YEAR: 1979
MANUFACTURER(S): KBP Instrument Design Bureau - Soviet Union / Russia
OPERATORS: Croatia; Hezbollah; Hungary; Iran; Moldova; North Korea; Poland; Russia; Soviet Union; Syria
SPECIFICATIONS



Common measurements, and their respective conversions, are shown when possible. Calibers listed may be model/chambering dependent.
ACTION: Optical Wire-Guided
CALIBER(S): 94mm
LENGTH (OVERALL): 740 millimeters (29.13 inches)
LENGTH (BARREL): 740 millimeters (29.13 inches)
WEIGHT (UNLOADED): 13.89 pounds (6.30 kilograms)
SIGHTS: Included Optics
RATE-OF-FIRE: 3 rounds-per-minute
RANGE (EFFECTIVE): 3,280 feet (1,000 meters; 1,093 yards)
VARIANTS



Series Model Variants
• AT-7 (Saxhorn) / 9M115 - Base Series Designation
• AT-13 (Saxhorn-2) / 9M131 - Improved Version with reworked missile component.


HISTORY



Detailing the development and operational history of the AT-7 (Saxhorn) / 9M115 (Mongrel) Portable Anti-Tank Missile System.  Entry last updated on 5/22/2018. Authored by Staff Writer. Content ©www.MilitaryFactory.com.
The AT-7 "Saxhorn" (officially Russian designation of "9K115 Metis", Metis translating to "Mongrel") was developed to coexist alongside the AT-4 "Spigot" series of portable, anti-tank wire-guided missile systems in the Soviet Army inventory. The AT-4 was a large company level weapon system that was fielded with integrated optics, tripod and a large launch tube for the 9M111/9M111-2 and 9M111M series missiles. The weapon system went on to be used by over 30 counties around the world including many Soviet-friendly parties and was produced in the thousands. The AT-7 maintained much of the appearance of the original AT-4 but introduced a revised missile that was lighter in weight, made to modern specifications and featuring a simplified tripod assembly.

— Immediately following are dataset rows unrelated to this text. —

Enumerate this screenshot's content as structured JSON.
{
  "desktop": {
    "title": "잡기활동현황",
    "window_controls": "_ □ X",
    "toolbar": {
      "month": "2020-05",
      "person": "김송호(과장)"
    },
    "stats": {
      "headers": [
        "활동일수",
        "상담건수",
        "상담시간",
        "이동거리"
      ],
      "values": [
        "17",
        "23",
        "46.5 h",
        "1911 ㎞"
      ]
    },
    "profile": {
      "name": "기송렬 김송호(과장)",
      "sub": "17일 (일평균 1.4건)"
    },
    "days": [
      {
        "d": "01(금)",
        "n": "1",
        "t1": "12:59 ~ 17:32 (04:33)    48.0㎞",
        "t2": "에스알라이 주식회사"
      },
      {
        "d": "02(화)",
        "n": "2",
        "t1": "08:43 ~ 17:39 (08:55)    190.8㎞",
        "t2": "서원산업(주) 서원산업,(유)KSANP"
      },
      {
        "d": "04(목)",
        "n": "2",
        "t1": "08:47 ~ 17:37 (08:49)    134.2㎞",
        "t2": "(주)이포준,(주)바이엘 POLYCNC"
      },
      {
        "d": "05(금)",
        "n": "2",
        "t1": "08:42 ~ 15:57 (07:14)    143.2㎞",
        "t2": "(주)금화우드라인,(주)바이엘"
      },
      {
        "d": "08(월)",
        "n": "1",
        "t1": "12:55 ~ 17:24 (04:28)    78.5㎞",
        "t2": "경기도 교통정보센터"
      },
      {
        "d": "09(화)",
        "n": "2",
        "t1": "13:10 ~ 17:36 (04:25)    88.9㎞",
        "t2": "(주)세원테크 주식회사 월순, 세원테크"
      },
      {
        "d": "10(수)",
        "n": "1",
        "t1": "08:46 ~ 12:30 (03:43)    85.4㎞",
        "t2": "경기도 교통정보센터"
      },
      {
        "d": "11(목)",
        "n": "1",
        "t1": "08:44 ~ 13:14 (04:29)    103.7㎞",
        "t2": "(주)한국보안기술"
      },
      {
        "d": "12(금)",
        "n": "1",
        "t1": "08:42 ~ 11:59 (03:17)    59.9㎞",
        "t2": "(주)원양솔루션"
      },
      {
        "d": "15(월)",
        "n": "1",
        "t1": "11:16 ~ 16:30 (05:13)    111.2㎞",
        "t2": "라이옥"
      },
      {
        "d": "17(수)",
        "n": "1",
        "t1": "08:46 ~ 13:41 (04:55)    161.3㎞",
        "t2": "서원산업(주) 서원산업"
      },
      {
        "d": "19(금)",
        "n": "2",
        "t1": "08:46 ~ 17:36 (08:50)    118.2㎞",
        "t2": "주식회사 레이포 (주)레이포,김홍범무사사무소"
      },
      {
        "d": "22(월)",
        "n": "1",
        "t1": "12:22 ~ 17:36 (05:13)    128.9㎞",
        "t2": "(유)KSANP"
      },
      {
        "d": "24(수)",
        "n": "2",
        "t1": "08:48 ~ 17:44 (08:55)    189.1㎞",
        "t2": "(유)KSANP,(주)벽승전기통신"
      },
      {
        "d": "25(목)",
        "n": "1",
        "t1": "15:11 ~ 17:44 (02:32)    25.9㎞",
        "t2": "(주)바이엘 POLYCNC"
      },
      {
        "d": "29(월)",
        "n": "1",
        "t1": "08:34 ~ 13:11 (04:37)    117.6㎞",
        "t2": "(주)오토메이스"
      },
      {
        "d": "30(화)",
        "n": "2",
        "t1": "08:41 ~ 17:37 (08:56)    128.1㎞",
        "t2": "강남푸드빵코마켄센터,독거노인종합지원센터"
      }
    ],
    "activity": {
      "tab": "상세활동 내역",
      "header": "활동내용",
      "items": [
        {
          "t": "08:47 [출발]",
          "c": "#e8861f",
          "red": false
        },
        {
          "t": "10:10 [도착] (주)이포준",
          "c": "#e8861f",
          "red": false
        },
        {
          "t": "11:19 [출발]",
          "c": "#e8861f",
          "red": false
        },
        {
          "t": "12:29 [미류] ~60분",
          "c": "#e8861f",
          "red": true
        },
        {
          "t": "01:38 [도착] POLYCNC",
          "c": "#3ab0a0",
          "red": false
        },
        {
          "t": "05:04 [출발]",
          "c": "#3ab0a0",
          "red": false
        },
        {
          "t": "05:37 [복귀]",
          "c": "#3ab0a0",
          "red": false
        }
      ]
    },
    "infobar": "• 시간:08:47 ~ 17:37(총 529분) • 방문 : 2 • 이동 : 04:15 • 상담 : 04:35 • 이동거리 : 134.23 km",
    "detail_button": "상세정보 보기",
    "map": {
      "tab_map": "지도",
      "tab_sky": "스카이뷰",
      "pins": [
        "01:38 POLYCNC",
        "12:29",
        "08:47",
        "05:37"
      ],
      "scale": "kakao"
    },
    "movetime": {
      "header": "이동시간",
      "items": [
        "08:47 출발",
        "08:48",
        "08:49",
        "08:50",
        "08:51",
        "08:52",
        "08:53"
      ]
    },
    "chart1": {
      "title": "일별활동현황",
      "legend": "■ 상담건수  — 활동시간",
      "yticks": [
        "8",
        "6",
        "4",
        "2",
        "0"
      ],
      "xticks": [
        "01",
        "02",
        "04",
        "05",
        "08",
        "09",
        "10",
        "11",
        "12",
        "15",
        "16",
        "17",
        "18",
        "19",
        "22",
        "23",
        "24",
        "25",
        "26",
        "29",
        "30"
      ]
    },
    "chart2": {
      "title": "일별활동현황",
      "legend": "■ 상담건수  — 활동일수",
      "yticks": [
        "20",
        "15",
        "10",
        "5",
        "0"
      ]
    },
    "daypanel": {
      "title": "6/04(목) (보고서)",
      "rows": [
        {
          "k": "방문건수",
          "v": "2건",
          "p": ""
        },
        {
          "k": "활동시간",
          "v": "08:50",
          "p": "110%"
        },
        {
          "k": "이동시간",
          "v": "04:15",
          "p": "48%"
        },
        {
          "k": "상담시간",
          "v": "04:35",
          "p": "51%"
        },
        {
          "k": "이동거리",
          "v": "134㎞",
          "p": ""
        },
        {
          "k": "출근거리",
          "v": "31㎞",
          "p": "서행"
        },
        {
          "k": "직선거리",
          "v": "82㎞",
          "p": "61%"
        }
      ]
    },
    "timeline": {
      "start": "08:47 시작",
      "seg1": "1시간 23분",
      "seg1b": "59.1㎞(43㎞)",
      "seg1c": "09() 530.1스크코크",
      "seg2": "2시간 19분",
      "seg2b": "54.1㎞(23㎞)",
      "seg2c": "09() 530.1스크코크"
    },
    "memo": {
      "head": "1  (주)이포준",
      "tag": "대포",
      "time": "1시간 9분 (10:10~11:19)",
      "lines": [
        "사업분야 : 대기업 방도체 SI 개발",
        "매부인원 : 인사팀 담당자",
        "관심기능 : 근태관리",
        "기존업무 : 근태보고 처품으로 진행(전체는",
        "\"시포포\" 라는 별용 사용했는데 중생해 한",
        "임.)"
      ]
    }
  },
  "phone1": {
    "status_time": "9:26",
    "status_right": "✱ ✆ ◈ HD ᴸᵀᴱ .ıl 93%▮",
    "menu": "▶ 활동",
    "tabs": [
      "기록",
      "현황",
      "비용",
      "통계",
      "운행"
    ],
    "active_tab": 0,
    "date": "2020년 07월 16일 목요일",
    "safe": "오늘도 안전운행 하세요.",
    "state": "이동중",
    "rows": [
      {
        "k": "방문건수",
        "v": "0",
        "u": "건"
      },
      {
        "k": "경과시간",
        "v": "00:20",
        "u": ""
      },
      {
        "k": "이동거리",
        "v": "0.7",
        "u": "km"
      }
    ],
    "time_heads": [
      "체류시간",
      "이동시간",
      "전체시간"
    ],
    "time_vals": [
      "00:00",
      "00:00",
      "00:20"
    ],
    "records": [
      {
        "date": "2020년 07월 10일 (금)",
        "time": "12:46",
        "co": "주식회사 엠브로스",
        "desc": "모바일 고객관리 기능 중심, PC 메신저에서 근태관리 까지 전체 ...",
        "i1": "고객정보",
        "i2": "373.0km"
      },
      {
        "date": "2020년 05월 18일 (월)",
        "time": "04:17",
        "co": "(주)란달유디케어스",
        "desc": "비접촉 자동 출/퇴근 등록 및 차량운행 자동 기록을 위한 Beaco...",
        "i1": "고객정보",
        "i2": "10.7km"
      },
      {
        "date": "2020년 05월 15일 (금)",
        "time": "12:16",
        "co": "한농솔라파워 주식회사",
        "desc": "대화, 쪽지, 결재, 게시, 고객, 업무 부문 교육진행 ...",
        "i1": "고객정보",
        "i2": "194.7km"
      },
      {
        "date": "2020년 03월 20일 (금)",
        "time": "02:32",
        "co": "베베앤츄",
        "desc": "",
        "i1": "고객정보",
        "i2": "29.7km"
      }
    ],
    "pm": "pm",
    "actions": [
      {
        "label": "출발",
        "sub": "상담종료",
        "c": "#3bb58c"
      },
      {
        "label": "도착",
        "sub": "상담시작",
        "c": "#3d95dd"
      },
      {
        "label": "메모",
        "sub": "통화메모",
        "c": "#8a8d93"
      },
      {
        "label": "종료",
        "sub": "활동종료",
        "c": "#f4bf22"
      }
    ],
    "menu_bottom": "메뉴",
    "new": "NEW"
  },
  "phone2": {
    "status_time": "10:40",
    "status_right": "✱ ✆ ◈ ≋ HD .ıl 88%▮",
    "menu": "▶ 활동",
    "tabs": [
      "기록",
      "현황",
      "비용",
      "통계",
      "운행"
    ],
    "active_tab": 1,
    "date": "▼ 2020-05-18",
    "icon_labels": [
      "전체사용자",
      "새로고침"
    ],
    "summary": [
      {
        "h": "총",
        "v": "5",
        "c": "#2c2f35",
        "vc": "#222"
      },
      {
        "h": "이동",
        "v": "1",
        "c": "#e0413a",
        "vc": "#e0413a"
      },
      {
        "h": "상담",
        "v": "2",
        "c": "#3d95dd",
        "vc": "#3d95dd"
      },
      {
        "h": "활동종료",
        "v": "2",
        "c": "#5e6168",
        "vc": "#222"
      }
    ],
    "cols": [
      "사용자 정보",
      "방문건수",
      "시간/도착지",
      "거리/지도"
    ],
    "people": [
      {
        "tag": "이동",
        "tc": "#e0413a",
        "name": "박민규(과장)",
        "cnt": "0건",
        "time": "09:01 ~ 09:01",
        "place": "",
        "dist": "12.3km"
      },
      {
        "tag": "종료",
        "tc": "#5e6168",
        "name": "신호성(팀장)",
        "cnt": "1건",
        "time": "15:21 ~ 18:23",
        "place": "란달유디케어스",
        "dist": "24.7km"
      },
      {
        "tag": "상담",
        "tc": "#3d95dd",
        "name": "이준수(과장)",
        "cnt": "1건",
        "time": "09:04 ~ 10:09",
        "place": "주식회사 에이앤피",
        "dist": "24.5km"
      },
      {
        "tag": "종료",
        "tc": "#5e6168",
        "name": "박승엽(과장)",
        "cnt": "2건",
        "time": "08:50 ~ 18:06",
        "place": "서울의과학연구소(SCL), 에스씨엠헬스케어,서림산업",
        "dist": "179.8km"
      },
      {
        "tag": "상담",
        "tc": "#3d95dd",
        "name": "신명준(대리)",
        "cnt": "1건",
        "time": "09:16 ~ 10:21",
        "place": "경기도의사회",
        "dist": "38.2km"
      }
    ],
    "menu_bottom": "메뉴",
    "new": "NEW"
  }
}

Like other anti-tank weapons of this classification, the AT-7 is operated by two specially trained personnel - one to manage the optics and launcher and the other to reload the launch tube component. In this paired fashion, transporting the AT-7 system is divided between the two personnel and up to four missiles are carried by the group. The AT-7 was traditionally issued to such two-man fire teams at the company level as a part of the Soviet motorized rifle companies, each company to tally some three launchers each.

At its core, the AT-7 breaks down into three key components - these being the optics suite, the launch tube and the mount (the latter also known as a launch post). The AT-7 projectile consists of a three-fin stabilized missile that operates initially from a booster before the rocket motor takes over after clearing the launch tube. The missile is then guided along a wire attached from missile to launcher which means that range is somewhat restrictive and line-of-sight on the target is imperative. The missile's warhead is a HEAT (High-Explosive Anti-Tank) shaped charge and weighs in at 5.5lbs. Operational range is approximately 1,000 meters with a 40 meter minimum (the latter for the safety of the firing crew). Despite the standard issue of a tripod with the AT-7 launcher, the system can be fired from the shoulder. The AT-7 launcher can also be utilized in relatively confined spaces with a safety clearance of about six meters directly behind the launcher recognized.

The AT-7 Saxhorn first entered service with the Red Army in 1979 and continues in operation even today. Production has been handled by the KBP Instrument Design Bureau. A newer, modernized version of the Saxhorn - designated as the "AT-13 Saxhorn-2" (known formally as the "9K115-2 Metis-M") - sports a revised missile that is heavier than the original design but features an increased operational range with better penetrative capabilities thanks to its larger warhead. The Saxhorn-2 entered operational service in 1992.

To date, operators of the AT-7 have included (beyond the Soviet/Russian army) Croatia, Hungary, Iran, Moldova, Poland and Syria. Hungary has been known as a producer of the weapon system for interested global parties.




MEDIA